Umar Riaz Has A Deeply Humane Purpose In His Work
What got you in to the field of photography, editing/directing and writing?
It happened when I was a teenager, after finding an old SLR camera my father had bought a long time ago and barely ever used. Soon I moved from photographing on film to digital, to using any cameras I could get my hands on. Since I was I child, I had always dreamt of making films, since it seemed the ideal medium where my various interests came together; writing, directing, music and photography. Watching the filmmaker Satyajit Ray’s work crystallised my intent to pursue film and I eventually enrolled at the Graduate Film Program at New York University’s Tisch School of the Arts where I graduated with a Master’s degree in filmmaking in 2014. After that there was no looking back, I suppose!
What inspired you to photograph animals in need and for you to be their voice? How long have you been doing this?

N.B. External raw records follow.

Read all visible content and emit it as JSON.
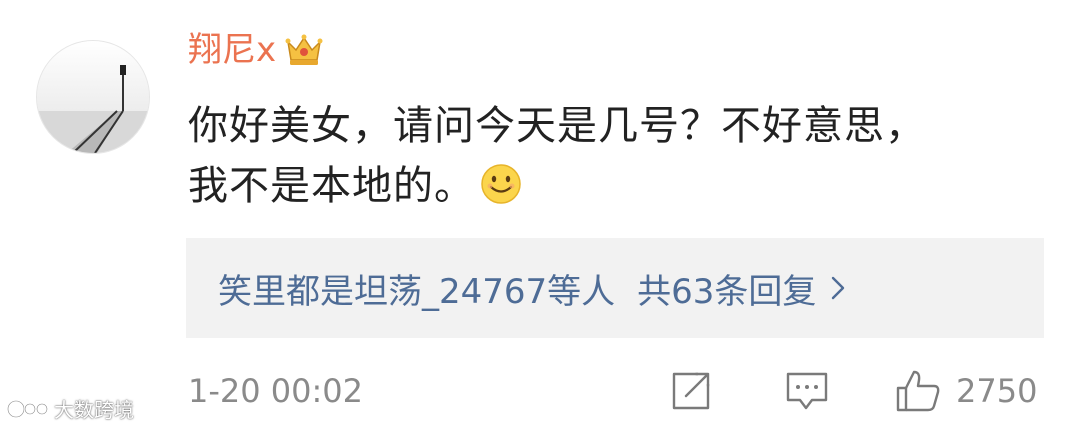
{
  "comment": {
    "username": "翔尼x",
    "text_line1": "你好美女，请问今天是几号？不好意思，",
    "text_line2": "我不是本地的。",
    "username_color": "#eb7350",
    "badge_icon": "crown-icon",
    "emoji_icon": "smile-emoji-icon"
  },
  "replies": {
    "preview_user": "笑里都是坦荡_24767等人",
    "total_label": "共63条回复",
    "link_color": "#4e6c96"
  },
  "footer": {
    "timestamp": "1-20 00:02",
    "like_count": "2750"
  },
  "watermark": {
    "text": "大数跨境"
  }
}
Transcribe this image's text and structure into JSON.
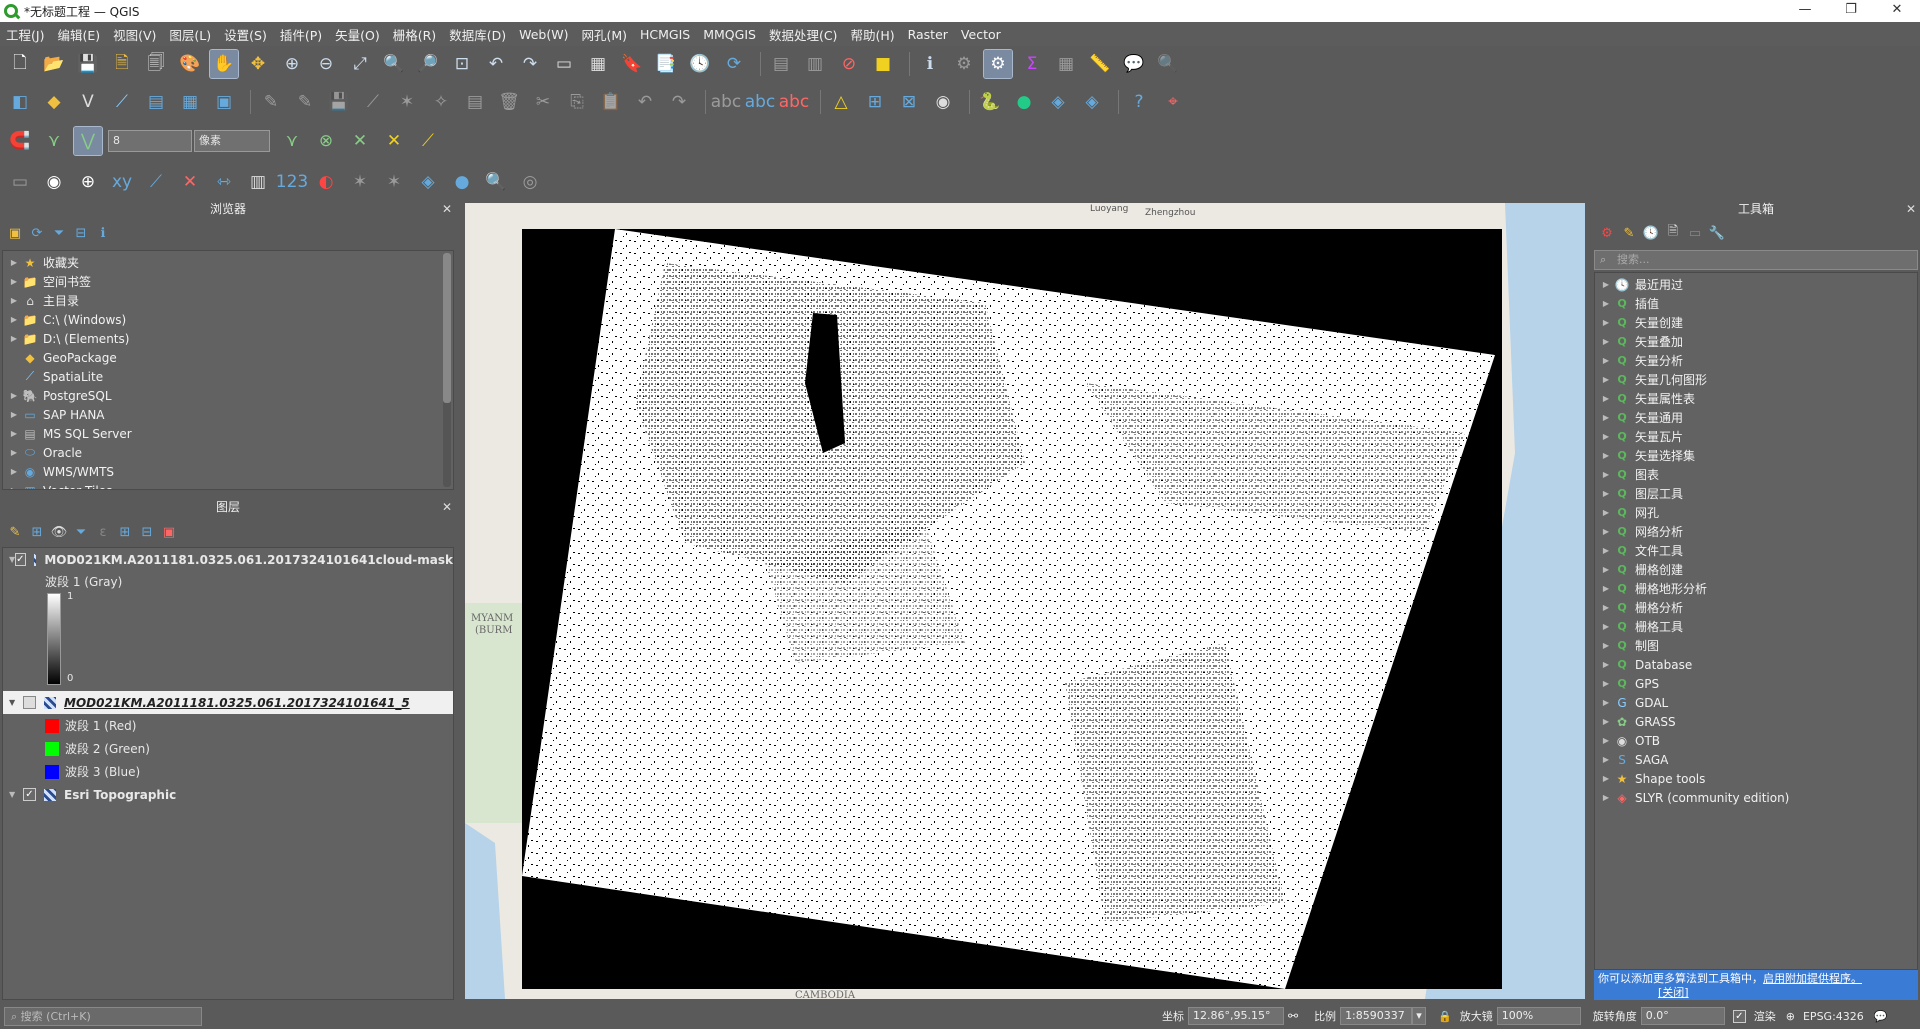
{
  "window": {
    "title": "*无标题工程 — QGIS",
    "controls": [
      "—",
      "❐",
      "✕"
    ]
  },
  "menu": [
    "工程(J)",
    "编辑(E)",
    "视图(V)",
    "图层(L)",
    "设置(S)",
    "插件(P)",
    "矢量(O)",
    "栅格(R)",
    "数据库(D)",
    "Web(W)",
    "网孔(M)",
    "HCMGIS",
    "MMQGIS",
    "数据处理(C)",
    "帮助(H)",
    "Raster",
    "Vector"
  ],
  "snapping": {
    "tolerance": "8",
    "units": "像素"
  },
  "browser": {
    "title": "浏览器",
    "items": [
      {
        "label": "收藏夹",
        "icon": "star-icon"
      },
      {
        "label": "空间书签",
        "icon": "folder-icon"
      },
      {
        "label": "主目录",
        "icon": "home-icon"
      },
      {
        "label": "C:\\ (Windows)",
        "icon": "folder-icon"
      },
      {
        "label": "D:\\ (Elements)",
        "icon": "folder-icon"
      },
      {
        "label": "GeoPackage",
        "icon": "geopackage-icon"
      },
      {
        "label": "SpatiaLite",
        "icon": "spatialite-icon"
      },
      {
        "label": "PostgreSQL",
        "icon": "postgresql-icon"
      },
      {
        "label": "SAP HANA",
        "icon": "saphana-icon"
      },
      {
        "label": "MS SQL Server",
        "icon": "mssql-icon"
      },
      {
        "label": "Oracle",
        "icon": "oracle-icon"
      },
      {
        "label": "WMS/WMTS",
        "icon": "wms-icon"
      },
      {
        "label": "Vector Tiles",
        "icon": "vectortiles-icon"
      }
    ]
  },
  "layers": {
    "title": "图层",
    "cloud_mask": {
      "name": "MOD021KM.A2011181.0325.061.2017324101641cloud-mask",
      "band": "波段 1 (Gray)",
      "max": "1",
      "min": "0"
    },
    "rgb": {
      "name": "MOD021KM.A2011181.0325.061.2017324101641_5",
      "bands": [
        {
          "label": "波段 1 (Red)",
          "color": "#ff0000"
        },
        {
          "label": "波段 2 (Green)",
          "color": "#00ff00"
        },
        {
          "label": "波段 3 (Blue)",
          "color": "#0000ff"
        }
      ]
    },
    "basemap": {
      "name": "Esri Topographic"
    }
  },
  "map": {
    "labels": {
      "luoyang": "Luoyang",
      "zhengzhou": "Zhengzhou",
      "myanmar": "MYANM",
      "burma": "(BURM",
      "cambodia": "CAMBODIA"
    }
  },
  "toolbox": {
    "title": "工具箱",
    "search_placeholder": "搜索...",
    "items": [
      {
        "label": "最近用过",
        "icon": "clock-icon"
      },
      {
        "label": "插值",
        "icon": "qgis-icon"
      },
      {
        "label": "矢量创建",
        "icon": "qgis-icon"
      },
      {
        "label": "矢量叠加",
        "icon": "qgis-icon"
      },
      {
        "label": "矢量分析",
        "icon": "qgis-icon"
      },
      {
        "label": "矢量几何图形",
        "icon": "qgis-icon"
      },
      {
        "label": "矢量属性表",
        "icon": "qgis-icon"
      },
      {
        "label": "矢量通用",
        "icon": "qgis-icon"
      },
      {
        "label": "矢量瓦片",
        "icon": "qgis-icon"
      },
      {
        "label": "矢量选择集",
        "icon": "qgis-icon"
      },
      {
        "label": "图表",
        "icon": "qgis-icon"
      },
      {
        "label": "图层工具",
        "icon": "qgis-icon"
      },
      {
        "label": "网孔",
        "icon": "qgis-icon"
      },
      {
        "label": "网络分析",
        "icon": "qgis-icon"
      },
      {
        "label": "文件工具",
        "icon": "qgis-icon"
      },
      {
        "label": "栅格创建",
        "icon": "qgis-icon"
      },
      {
        "label": "栅格地形分析",
        "icon": "qgis-icon"
      },
      {
        "label": "栅格分析",
        "icon": "qgis-icon"
      },
      {
        "label": "栅格工具",
        "icon": "qgis-icon"
      },
      {
        "label": "制图",
        "icon": "qgis-icon"
      },
      {
        "label": "Database",
        "icon": "qgis-icon"
      },
      {
        "label": "GPS",
        "icon": "qgis-icon"
      },
      {
        "label": "GDAL",
        "icon": "gdal-icon"
      },
      {
        "label": "GRASS",
        "icon": "grass-icon"
      },
      {
        "label": "OTB",
        "icon": "otb-icon"
      },
      {
        "label": "SAGA",
        "icon": "saga-icon"
      },
      {
        "label": "Shape tools",
        "icon": "star-icon"
      },
      {
        "label": "SLYR (community edition)",
        "icon": "slyr-icon"
      }
    ],
    "notice_text": "你可以添加更多算法到工具箱中，",
    "notice_link": "启用附加提供程序。",
    "notice_close": "[关闭]"
  },
  "statusbar": {
    "search_placeholder": "搜索 (Ctrl+K)",
    "coord_label": "坐标",
    "coord_value": "12.86°,95.15°",
    "scale_label": "比例",
    "scale_value": "1:8590337",
    "magnifier_label": "放大镜",
    "magnifier_value": "100%",
    "rotation_label": "旋转角度",
    "rotation_value": "0.0°",
    "render_label": "渲染",
    "crs": "EPSG:4326"
  },
  "colors": {
    "panel_bg": "#626262",
    "chrome_bg": "#5a5a5a",
    "link": "#ffffff",
    "notice_bg": "#3a7bd5",
    "water": "#b6d3ea"
  }
}
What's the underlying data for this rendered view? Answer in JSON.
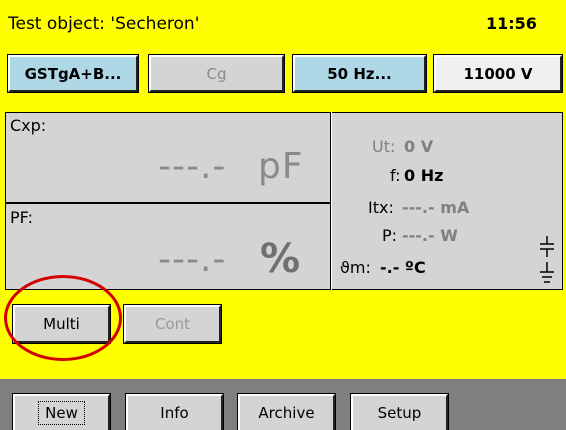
{
  "header": {
    "title": "Test object: 'Secheron'",
    "clock": "11:56"
  },
  "top_buttons": {
    "mode": "GSTgA+B...",
    "cg": "Cg",
    "freq": "50 Hz...",
    "voltage": "11000 V"
  },
  "measurements": {
    "cxp_label": "Cxp:",
    "cxp_value": "---.-",
    "cxp_unit": "pF",
    "pf_label": "PF:",
    "pf_value": "---.-",
    "pf_unit": "%"
  },
  "readouts": {
    "ut_label": "Ut:",
    "ut_value": "0 V",
    "f_label": "f:",
    "f_value": "0 Hz",
    "itx_label": "Itx:",
    "itx_value": "---.- mA",
    "p_label": "P:",
    "p_value": "---.- W",
    "theta_label": "ϑm:",
    "theta_value": "-.- ºC"
  },
  "action_buttons": {
    "multi": "Multi",
    "cont": "Cont"
  },
  "bottom_buttons": {
    "new": "New",
    "info": "Info",
    "archive": "Archive",
    "setup": "Setup"
  },
  "colors": {
    "background": "#ffff00",
    "panel": "#d4d4d4",
    "highlight_circle": "#d40000",
    "blue_button": "#aed8e6"
  },
  "icons": [
    "capacitor-icon",
    "ground-icon"
  ]
}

I’ve loved animals for as long as I can remember. I didn’t have very many human friends growing up and my dogs at the time were the center of my universe outside of school hours. Two years ago, I heard about the Ayesha Chundrigar Foundation via Social Media and I decided to get in touch and pay a visit. When I met Ayesha and saw the wonderful work her team was doing, I just wanted to be involved in any way. So, I volunteered my photography services and that’s how I began taking portraits of various animals at the shelter. We’ve taken four rounds of portraits thus far in the last couple of years and it’s always very challenging yet very enjoyable to photograph animals.
Your projects aim to help people in need. You also document your work in stories. How has this come together?
In my work, I go where the stories lead me and that’s what great stories do to any of us, really — take root in our minds and show us a way forward. There’s a wonderful initiative ACF Animal Rescue started a while back called Project Empathy. I feel any kind of creative endeavour which involves storytelling should be called that! Empathy is key. In To Kill a Mockingbird, Atticus Finch tells his child: ‘You never really understand a person until you consider things from his point of view, until you climb in his skin and walk around in it.’ Once you attempt to do that, the need to help, to reach across, to give or be a voice becomes the next natural step. It’s a kind of responsibility which faces any storyteller at some point or another when you realise the inherent power and reach of your medium.
Your upcoming exhibition/ fundraiser that will take place in Islamabad for ACF Animal Rescue is for such a great cause! What made you pick Islamabad from all the cities?
My relationship with the Nomad Gallery in Islamabad goes back several years. It’s a great place to exhibit one’s work and attracts a wide array of nationalities. One of the aspects in which I’m trying to assist ACF is to gain international
exposure and Islamabad, with its diverse diplomatic community, is as ideal a place as any in Pakistan to begin that endeavour. A society in which concerted efforts are made to care for all living beings is, to me at least, showing signs of development and here in Islamabad we hope to tell all kinds of nationalities that great work that is being done here in Pakistan.
Will there by more projects in the future to help raise awareness within the communities?
Definitely, that is the plan.